June 23, Sunday: Photo quality is very good. And I think my photography will improve as I become accustomed to the camera. The trick for me is to take my time when shooting, find a focal point and press the shutter button steadily. Too often I press the shutter quickly and camera movement occurs, spoiling the shot. And I need to use the tripod more.
June 24, Monday: Continuous shooting v. single shots. This camera can reel off 3.7 photos in a second, even when you don’t want them. Yesterday, while shooting in North Mountain Park, I pressed the shutter down and before I knew it, I had shot 4-5 photos of the same thing. I didn’t realize at the time that in Portrait or Sports mode the default is continuous shooting. I should’ve been in Landscape with the “single-shot” default, but was probably in Portrait. Must pay better attention to the Mode Dial on top-R. You can shoot single-shot from default in Portrait and Sports but your shutter finger has to be quick to release.
June 29, Saturday: Tripod. Unboxed the Zeiko Pro Series 59″ tripod that came as part of the camera package. Sells for $30 on Amazon, so I wasn’t expecting much. And I was right. It is not nearly as sturdy as my old Slik and to connect tripod screw to camera is problematic. If extended from the packaged 21 inches to 59, it is shaky. I’ll stay with the Slik.
Battery: LP-E8. Life expectancy, price to replace, ease of changing, (June 20).
Cleaning kit: A 5-pc “extra” that comes with Amazon package, (June 18). Unexpected arrival of a second kit, a Zeiko’s 3 pc, (June 20).
Comparison: Why change cameras? (June 14). Differences from old Canon SX 20, (June 18).
Continuous shooting: It’s default in Portrait and Sports modes. Shots per second, (June 24). To prevent several shots of the same subject, check Mode Dial, (June 24).
Dislikes: See also Likes. No ON light indicator, (June 19).

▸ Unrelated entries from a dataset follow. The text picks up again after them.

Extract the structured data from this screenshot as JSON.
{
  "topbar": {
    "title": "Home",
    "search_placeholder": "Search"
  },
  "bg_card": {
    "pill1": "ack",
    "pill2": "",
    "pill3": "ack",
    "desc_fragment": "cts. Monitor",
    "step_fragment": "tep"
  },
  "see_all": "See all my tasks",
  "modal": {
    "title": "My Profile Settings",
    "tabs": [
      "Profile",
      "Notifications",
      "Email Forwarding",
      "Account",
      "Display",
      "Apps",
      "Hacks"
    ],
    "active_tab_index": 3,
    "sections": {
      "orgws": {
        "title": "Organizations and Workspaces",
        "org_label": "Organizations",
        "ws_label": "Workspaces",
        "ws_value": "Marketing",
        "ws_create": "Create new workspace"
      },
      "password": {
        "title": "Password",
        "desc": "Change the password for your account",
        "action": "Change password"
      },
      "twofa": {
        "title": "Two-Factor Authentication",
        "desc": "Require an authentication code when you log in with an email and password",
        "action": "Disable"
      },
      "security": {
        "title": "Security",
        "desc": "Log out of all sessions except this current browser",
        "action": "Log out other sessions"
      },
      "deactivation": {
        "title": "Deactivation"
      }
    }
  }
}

Inventory: Camera kit and extras, (June 18).
Lens: Tulip-flower lens hood arrives, (June 20). Arrival of “keeper” string that attaches lens cap to camera body, (June 20).
Likes: See also Dislikes. Ease of changing battery, (June 20). Quality of photo, (June 24).
Modes, Portrait: Caution, default is Continuous Shooting, (June 24).
Modes, Sports: Caution, default is Continuous Shooting, (June 24).
Photos: Canon EOS Rebel T3i (June 14). Battery pack LP-E8, (June 20). First photos, (June 20). Quality, (June 23).
Playback: (Image-review feature). Zooming in on an image, (June 21).
Price: At Amazon.com compared to old SX 20, (June 14).
Set up: Using Quick Start Guide, (June 18).
Shutter: See also Wireless Remote.
Tripod: Zeiko Pro Series 59″, (June 29).
Wireless Remote: Arrival of wireless remote release, (June 20).